All the snow is gone.  They worked pretty hard to create our tiny little snowpile,  then hauled it away a week later.

Warmer Water = Hotter Fishing

As we suspected…  the fish are still there in really good numbers.  They just went tom sleep in the cold water.  Yesterday we had heavy winds and rain with temps in the 40’s.  That brought the water temp back up above 35 degrees and the bite turned on in a pretty big way!

The flows spiked to up above 700 CFS,  but are back down near 400 again today.  Colder today,  so the bite wasn’t quite as good as during the storm,  but still good.  The water gets up to 38 degrees during the day,  then drops back a degree at night.  Still cool,  but fishable.

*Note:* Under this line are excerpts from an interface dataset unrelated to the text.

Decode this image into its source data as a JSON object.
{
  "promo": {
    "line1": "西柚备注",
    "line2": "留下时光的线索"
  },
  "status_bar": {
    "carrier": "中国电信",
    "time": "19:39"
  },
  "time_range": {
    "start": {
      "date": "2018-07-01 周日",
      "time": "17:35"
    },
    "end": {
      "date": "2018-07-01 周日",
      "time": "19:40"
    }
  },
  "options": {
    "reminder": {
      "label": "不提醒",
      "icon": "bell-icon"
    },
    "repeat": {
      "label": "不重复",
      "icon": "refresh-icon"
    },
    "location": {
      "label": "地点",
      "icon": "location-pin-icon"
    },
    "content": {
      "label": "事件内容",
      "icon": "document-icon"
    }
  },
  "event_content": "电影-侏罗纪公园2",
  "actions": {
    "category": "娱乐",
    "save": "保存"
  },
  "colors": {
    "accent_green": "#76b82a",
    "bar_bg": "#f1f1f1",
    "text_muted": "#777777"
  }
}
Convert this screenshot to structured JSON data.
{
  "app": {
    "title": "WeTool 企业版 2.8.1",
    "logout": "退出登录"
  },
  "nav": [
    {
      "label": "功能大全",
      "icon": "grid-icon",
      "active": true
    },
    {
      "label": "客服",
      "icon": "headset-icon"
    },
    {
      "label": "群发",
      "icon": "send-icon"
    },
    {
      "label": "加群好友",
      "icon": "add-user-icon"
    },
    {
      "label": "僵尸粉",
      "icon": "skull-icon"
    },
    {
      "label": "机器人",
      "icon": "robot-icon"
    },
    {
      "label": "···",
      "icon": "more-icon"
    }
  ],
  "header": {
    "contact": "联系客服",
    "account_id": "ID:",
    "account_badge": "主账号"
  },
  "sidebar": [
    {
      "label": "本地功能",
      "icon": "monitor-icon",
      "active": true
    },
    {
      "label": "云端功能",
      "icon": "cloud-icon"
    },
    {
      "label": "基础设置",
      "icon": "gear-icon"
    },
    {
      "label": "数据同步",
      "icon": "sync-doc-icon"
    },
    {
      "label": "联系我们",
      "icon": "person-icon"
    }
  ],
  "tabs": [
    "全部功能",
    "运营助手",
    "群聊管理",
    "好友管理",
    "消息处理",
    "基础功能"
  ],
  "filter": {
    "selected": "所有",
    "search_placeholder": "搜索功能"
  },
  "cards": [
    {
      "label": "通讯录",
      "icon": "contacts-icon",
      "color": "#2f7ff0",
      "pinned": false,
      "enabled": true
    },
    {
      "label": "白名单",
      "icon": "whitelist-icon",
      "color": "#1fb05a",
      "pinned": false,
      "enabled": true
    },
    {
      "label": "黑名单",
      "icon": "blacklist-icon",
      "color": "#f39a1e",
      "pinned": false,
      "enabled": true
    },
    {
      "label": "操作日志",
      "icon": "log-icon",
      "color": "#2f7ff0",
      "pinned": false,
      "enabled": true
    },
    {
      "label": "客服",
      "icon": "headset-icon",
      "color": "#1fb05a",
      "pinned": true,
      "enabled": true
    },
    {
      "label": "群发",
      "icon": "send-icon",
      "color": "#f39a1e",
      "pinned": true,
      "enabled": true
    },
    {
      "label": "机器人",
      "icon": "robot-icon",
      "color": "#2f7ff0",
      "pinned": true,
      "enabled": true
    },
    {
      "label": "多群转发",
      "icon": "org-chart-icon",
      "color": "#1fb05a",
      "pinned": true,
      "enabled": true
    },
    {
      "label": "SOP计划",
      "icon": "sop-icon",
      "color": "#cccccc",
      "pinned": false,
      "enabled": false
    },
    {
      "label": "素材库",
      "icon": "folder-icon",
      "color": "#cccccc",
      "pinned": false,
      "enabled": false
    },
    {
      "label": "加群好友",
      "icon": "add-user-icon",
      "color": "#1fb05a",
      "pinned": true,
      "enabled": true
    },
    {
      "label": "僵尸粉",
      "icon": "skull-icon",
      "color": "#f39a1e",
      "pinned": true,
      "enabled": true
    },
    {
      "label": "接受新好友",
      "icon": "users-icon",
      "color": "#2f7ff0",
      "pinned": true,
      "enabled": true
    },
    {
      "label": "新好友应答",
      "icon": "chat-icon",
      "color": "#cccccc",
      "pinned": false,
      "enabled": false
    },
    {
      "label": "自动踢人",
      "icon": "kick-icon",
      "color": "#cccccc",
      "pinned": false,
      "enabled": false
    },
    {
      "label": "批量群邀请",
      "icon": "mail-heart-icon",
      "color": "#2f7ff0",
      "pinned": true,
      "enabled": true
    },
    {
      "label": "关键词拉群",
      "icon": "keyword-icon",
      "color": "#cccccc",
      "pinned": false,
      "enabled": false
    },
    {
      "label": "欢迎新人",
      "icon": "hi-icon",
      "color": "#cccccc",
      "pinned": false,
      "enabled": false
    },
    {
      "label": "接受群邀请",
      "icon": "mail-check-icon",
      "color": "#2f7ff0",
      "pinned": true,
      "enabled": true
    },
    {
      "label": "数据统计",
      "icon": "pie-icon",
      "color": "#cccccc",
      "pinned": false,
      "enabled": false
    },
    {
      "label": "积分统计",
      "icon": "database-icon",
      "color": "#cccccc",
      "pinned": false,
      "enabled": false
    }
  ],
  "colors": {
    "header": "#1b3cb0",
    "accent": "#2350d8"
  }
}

I had hoped to take Teen fishing today,  but a couple weeks ago,  I sold her waders…  again…  Second time we have had a woman about her size come in needing waders and not having the right size in stock – other than Teen’s…  OOPS!  It would have been the perfect day for her to come out and experience steelheading on the Situk,  with calm winds and partly sunny skies.